What is clear from the class action ruling is if the IRS intends to stick to their interpretation, which reads the SSA requirements into the CARES Act, they will likely need to go through the rule making process of issuing a regulation so that their interpretation is granted Chevron deference.[15] Since the stimulus payments are one-time emergency relief, it would likely be viewed as inefficient to go through the long process of issuing a regulation. By the time the process is complete the payment will have been long overdue. This seems to raise the question that in the context of emergency aid, should there be a faster and more efficient mechanism that offers a check over an administrative agency’s interpretation and implantation of congressional intent? Inmates denied their rightfully owed checks would say yes.


[1] CARES Act, H.R. 748, 116th Cong. § 2201(a) (2020).

[2] I.R.C. § 6428(d).

[3] See Heather Long & Michelle Singletary, Glitches prevent $1,200 stimulus checks from reaching millions of Americans, Wash. Post (Apr. 16, 2020), [].

[4] Internal Revenue Service, Economic Impact Payment Information Center — Topic A: EIP Eligibility and General Information, Q A14 (added May 6, 2020) [].

[5] Jordan Michael Smith, Prisoners Face ‘Undue Punishment’ as the IRS Claws Back Their Stimulus Checks, The Appeal (Jul 08, 2020), [].

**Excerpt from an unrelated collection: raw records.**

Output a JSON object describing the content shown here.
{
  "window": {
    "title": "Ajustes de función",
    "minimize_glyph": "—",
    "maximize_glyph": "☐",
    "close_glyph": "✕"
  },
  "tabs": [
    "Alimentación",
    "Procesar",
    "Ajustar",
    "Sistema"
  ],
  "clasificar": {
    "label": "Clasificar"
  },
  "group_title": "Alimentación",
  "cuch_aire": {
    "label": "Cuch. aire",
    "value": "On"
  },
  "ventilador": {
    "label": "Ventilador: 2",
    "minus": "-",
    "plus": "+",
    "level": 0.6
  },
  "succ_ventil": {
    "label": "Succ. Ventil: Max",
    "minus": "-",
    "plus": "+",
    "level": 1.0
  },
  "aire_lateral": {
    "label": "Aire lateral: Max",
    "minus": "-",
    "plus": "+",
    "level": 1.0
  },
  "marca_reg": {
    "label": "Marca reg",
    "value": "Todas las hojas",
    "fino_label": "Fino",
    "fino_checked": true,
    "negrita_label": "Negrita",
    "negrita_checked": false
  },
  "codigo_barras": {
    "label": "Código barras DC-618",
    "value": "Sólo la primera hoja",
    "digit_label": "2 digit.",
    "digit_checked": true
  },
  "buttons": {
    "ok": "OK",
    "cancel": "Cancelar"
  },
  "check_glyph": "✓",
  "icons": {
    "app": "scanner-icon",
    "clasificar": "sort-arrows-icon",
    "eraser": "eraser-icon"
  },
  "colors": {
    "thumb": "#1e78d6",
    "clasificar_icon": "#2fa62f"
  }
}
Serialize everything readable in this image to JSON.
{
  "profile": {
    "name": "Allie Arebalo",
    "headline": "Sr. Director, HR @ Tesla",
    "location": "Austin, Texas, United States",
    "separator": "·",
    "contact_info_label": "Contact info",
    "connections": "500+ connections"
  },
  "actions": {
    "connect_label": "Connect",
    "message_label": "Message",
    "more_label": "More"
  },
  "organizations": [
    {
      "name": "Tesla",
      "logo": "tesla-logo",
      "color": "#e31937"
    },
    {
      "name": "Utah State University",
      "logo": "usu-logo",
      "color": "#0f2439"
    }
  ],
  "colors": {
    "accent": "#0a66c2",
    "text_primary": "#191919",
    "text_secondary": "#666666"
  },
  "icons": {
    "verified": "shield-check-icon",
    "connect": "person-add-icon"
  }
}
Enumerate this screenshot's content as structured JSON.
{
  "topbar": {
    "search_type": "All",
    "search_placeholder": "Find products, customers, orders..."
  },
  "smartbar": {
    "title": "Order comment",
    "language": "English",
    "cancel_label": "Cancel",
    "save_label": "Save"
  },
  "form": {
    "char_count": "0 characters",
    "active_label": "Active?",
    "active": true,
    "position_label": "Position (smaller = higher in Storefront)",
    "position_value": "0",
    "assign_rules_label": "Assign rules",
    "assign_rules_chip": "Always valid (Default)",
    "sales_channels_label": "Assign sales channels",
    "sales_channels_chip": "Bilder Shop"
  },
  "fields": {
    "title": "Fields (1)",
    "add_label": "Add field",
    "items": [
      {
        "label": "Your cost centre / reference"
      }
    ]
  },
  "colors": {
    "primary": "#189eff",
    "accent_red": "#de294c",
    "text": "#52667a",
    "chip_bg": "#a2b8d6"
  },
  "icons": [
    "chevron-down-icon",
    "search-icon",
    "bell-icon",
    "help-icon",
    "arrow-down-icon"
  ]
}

[6] Scholl v. Mnuchin, No. 20-cv-05309-PJH, 2020 WL 6065059 (N.D. Cal. Oct. 14, 2020).

[7] Dale Smith, People Who Are in prison Can Get a Stimulus Check, But There’s a Catch. What to Know Today, CNET (Nov. 9, 2020) []; Internal Revenue Service, Economic Impact Payment Information Center — Topic A: EIP Eligibility and General Information, Q A17 (updated Oct. 29, 2020) [].

[8] Keri Blakinger & Joseph Neff, Prisoners Won the Right to Stimulus Checks. Some Prisons are Standing in the Way, The Marshall Project (Oct. 21, 2020) [].

[9] HEALS Act, S. 4318, 116th Cong. § 202(b) (2020).

[10] Consolidated Appropriations Act, 2021 (H.R. 133).

[11] Stephen Raher, Stimulus, Round 2: Incarcerated People Will be Eligible for New Round of Payments, Prison Policy Initiative (Dec. 30, 2020) [].

[12] Consolidated Appropriations Act, 2021 (H.R. 133).

[13] I.R.C. § 7805(a).

[14] Rebecca Boone, U.S. Inmates Got Virus Relief Checks, and IRS Wants Them Back, PBS News Hour (Jun. 24, 2020) [].

[15] Scholl v. Mnuchin, No. 20-cv-05309-PJH, 2020 WL 6065059 (N.D. Cal. Oct. 14, 2020).